____ SUPPLIED RECORDS

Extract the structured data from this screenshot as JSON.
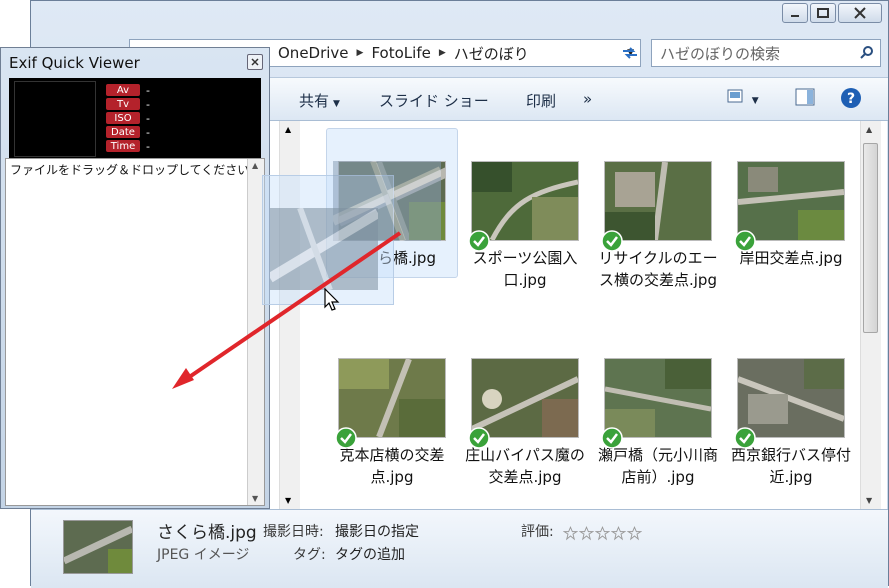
{
  "explorer": {
    "breadcrumb": [
      "OneDrive",
      "FotoLife",
      "ハゼのぼり"
    ],
    "search_placeholder": "ハゼのぼりの検索",
    "toolbar": {
      "share": "共有",
      "slideshow": "スライド ショー",
      "print": "印刷",
      "more": "»"
    },
    "items": [
      {
        "label": "さくら橋.jpg",
        "checked": false,
        "selected": true
      },
      {
        "label": "スポーツ公園入口.jpg",
        "checked": true
      },
      {
        "label": "リサイクルのエース横の交差点.jpg",
        "checked": true
      },
      {
        "label": "岸田交差点.jpg",
        "checked": true
      },
      {
        "label": "克本店横の交差点.jpg",
        "checked": true
      },
      {
        "label": "庄山バイパス魔の交差点.jpg",
        "checked": true
      },
      {
        "label": "瀬戸橋（元小川商店前）.jpg",
        "checked": true
      },
      {
        "label": "西京銀行バス停付近.jpg",
        "checked": true
      }
    ],
    "selected_label_visible": "ら橋.jpg",
    "details": {
      "filename": "さくら橋.jpg",
      "filetype": "JPEG イメージ",
      "date_label": "撮影日時:",
      "date_value": "撮影日の指定",
      "tag_label": "タグ:",
      "tag_value": "タグの追加",
      "rating_label": "評価:",
      "rating": 0
    }
  },
  "exif": {
    "title": "Exif Quick Viewer",
    "rows": [
      {
        "tag": "Av",
        "value": "-"
      },
      {
        "tag": "Tv",
        "value": "-"
      },
      {
        "tag": "ISO",
        "value": "-"
      },
      {
        "tag": "Date",
        "value": "-"
      },
      {
        "tag": "Time",
        "value": "-"
      }
    ],
    "drop_message": "ファイルをドラッグ＆ドロップしてください。"
  },
  "colors": {
    "arrow": "#e0262b",
    "check": "#3aa23a",
    "exif_tag": "#b4222b"
  }
}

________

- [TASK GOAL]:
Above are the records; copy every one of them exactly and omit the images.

- [EXPECTED ANSWER]:
Extract the structured data from this screenshot as JSON.
{
  "explorer": {
    "breadcrumb": [
      "OneDrive",
      "FotoLife",
      "ハゼのぼり"
    ],
    "search_placeholder": "ハゼのぼりの検索",
    "toolbar": {
      "share": "共有",
      "slideshow": "スライド ショー",
      "print": "印刷",
      "more": "»"
    },
    "items": [
      {
        "label": "さくら橋.jpg",
        "checked": false,
        "selected": true
      },
      {
        "label": "スポーツ公園入口.jpg",
        "checked": true
      },
      {
        "label": "リサイクルのエース横の交差点.jpg",
        "checked": true
      },
      {
        "label": "岸田交差点.jpg",
        "checked": true
      },
      {
        "label": "克本店横の交差点.jpg",
        "checked": true
      },
      {
        "label": "庄山バイパス魔の交差点.jpg",
        "checked": true
      },
      {
        "label": "瀬戸橋（元小川商店前）.jpg",
        "checked": true
      },
      {
        "label": "西京銀行バス停付近.jpg",
        "checked": true
      }
    ],
    "selected_label_visible": "ら橋.jpg",
    "details": {
      "filename": "さくら橋.jpg",
      "filetype": "JPEG イメージ",
      "date_label": "撮影日時:",
      "date_value": "撮影日の指定",
      "tag_label": "タグ:",
      "tag_value": "タグの追加",
      "rating_label": "評価:",
      "rating": 0
    }
  },
  "exif": {
    "title": "Exif Quick Viewer",
    "rows": [
      {
        "tag": "Av",
        "value": "-"
      },
      {
        "tag": "Tv",
        "value": "-"
      },
      {
        "tag": "ISO",
        "value": "-"
      },
      {
        "tag": "Date",
        "value": "-"
      },
      {
        "tag": "Time",
        "value": "-"
      }
    ],
    "drop_message": "ファイルをドラッグ＆ドロップしてください。"
  },
  "colors": {
    "arrow": "#e0262b",
    "check": "#3aa23a",
    "exif_tag": "#b4222b"
  }
}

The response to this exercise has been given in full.